What the task requires —
Please copy out the lines in the entries that contain "rampowiz".
Dataset records Block Start
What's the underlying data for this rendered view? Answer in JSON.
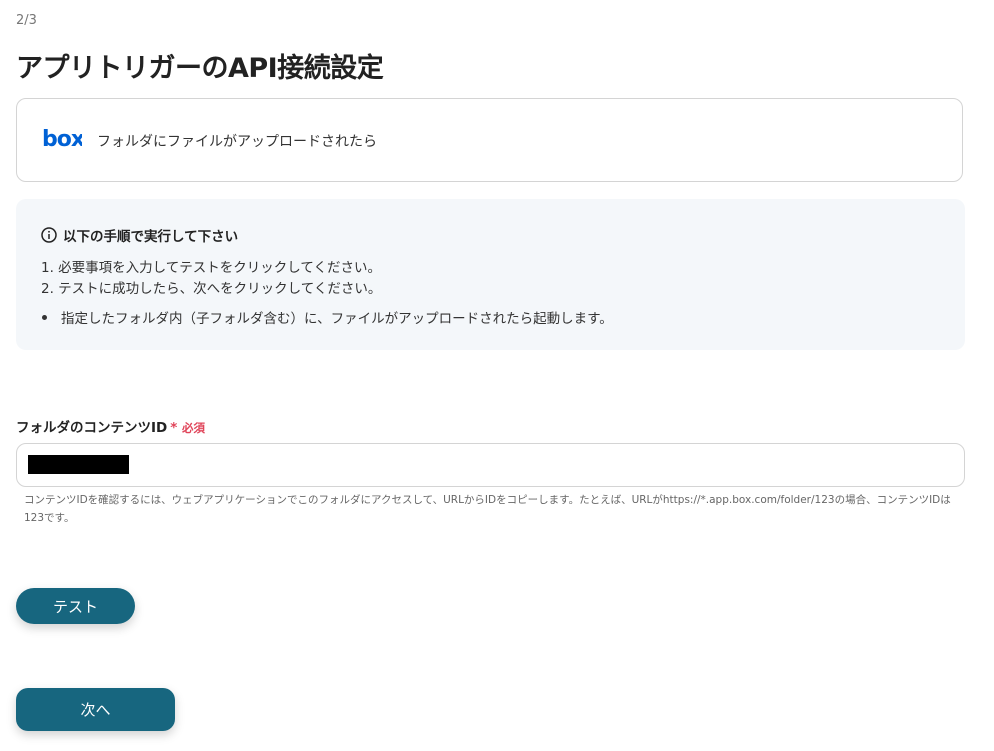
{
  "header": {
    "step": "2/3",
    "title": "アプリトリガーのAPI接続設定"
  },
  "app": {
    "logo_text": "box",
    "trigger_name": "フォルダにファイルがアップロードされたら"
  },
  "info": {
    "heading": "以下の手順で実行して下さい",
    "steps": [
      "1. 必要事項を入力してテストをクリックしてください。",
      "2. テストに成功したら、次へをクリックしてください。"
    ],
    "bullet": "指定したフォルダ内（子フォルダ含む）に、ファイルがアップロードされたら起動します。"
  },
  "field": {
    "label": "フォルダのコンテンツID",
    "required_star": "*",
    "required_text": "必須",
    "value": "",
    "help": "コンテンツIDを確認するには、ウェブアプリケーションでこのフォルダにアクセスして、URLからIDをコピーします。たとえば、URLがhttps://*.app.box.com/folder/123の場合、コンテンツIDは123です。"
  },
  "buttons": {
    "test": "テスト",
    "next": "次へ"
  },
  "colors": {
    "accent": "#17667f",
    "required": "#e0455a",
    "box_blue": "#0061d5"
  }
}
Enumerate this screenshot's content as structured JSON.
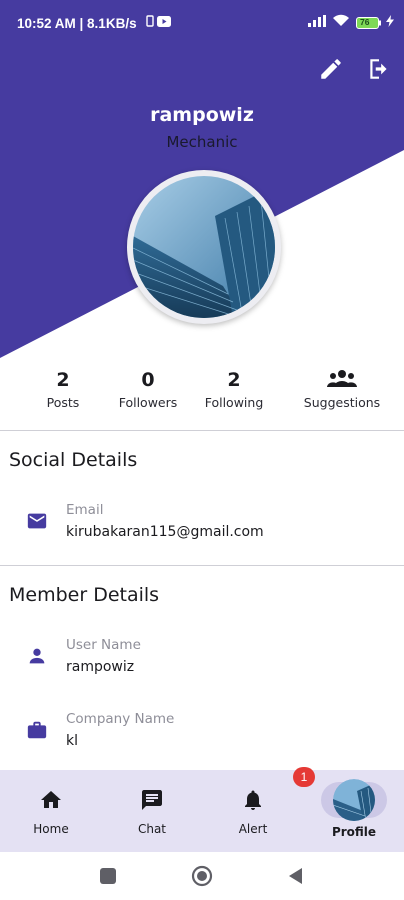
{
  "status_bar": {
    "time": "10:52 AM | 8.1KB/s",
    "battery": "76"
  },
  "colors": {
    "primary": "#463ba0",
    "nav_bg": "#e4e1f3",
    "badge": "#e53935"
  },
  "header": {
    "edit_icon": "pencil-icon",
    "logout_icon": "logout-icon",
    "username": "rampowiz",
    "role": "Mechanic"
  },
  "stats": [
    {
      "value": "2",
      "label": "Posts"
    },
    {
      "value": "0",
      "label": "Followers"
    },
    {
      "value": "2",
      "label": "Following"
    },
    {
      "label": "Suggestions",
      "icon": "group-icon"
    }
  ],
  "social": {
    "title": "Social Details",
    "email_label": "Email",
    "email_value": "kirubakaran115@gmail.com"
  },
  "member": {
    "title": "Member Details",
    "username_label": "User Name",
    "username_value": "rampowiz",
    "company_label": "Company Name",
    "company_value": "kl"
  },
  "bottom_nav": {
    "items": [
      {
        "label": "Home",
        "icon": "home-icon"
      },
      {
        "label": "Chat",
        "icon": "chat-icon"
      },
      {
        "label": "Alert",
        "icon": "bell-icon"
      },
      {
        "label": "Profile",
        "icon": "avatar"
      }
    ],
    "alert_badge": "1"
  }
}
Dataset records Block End
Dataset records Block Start
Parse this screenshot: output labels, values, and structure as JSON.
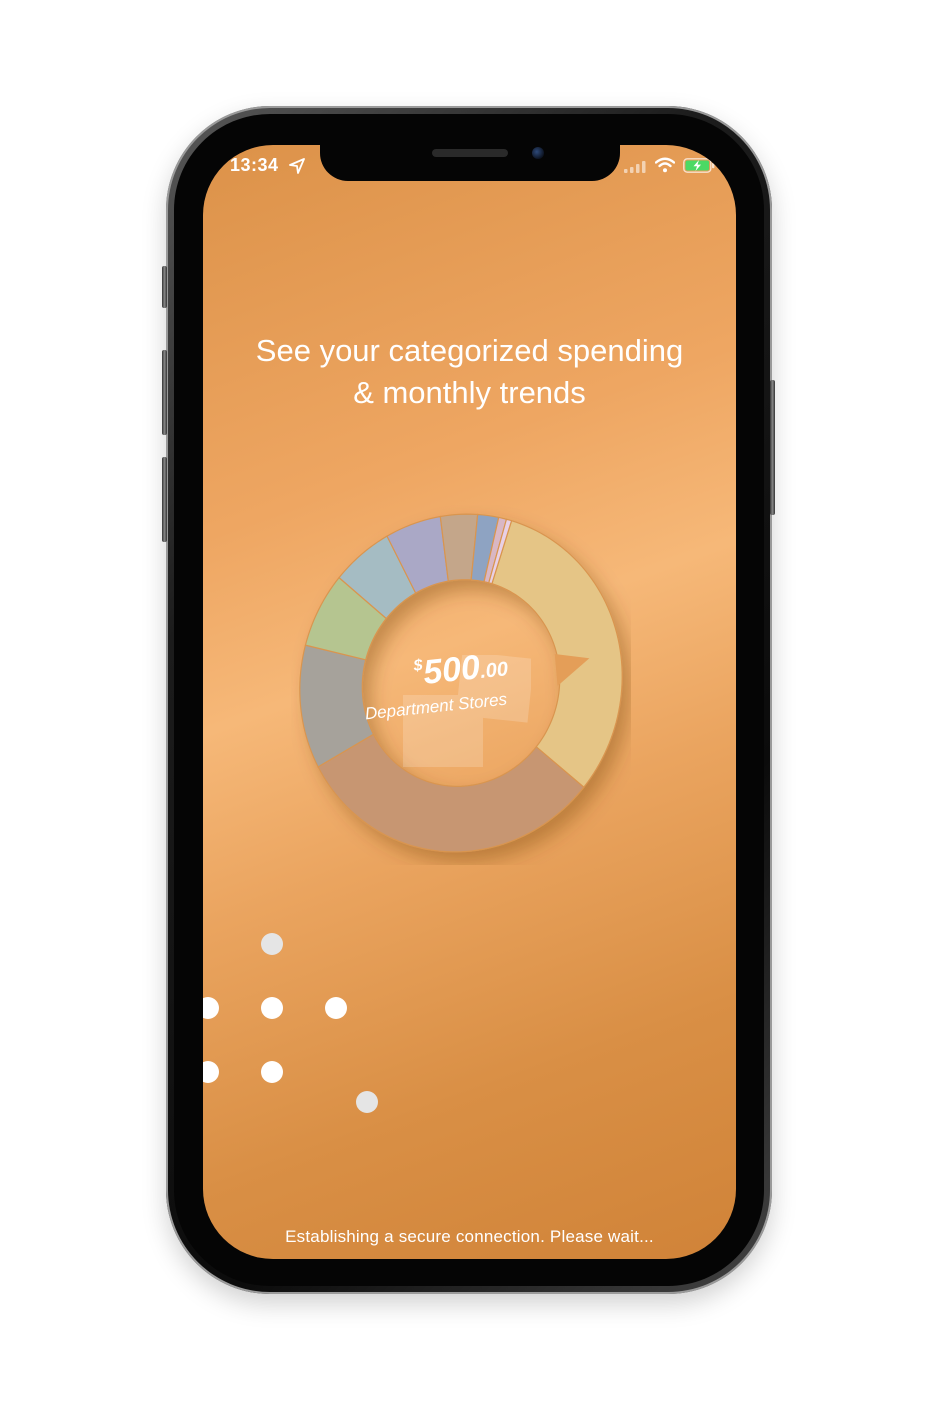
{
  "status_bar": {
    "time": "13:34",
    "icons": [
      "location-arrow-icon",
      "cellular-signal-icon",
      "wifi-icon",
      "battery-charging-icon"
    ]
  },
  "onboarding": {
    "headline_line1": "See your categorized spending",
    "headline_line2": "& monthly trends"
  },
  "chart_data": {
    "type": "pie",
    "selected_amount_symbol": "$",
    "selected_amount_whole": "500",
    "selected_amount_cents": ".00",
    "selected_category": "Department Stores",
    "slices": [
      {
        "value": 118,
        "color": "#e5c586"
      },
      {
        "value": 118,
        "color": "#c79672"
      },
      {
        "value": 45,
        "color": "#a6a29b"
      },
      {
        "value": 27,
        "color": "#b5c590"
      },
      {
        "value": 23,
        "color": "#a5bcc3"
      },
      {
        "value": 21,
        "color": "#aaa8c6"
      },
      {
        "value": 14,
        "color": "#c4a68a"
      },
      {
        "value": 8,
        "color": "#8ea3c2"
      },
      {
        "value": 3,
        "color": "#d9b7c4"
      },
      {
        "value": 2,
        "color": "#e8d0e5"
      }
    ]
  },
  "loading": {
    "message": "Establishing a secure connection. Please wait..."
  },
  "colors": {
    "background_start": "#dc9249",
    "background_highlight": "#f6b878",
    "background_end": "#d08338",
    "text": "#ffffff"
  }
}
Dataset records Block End
Completed exercise —
    "username": "rampowiz",
    "username_value": "rampowiz",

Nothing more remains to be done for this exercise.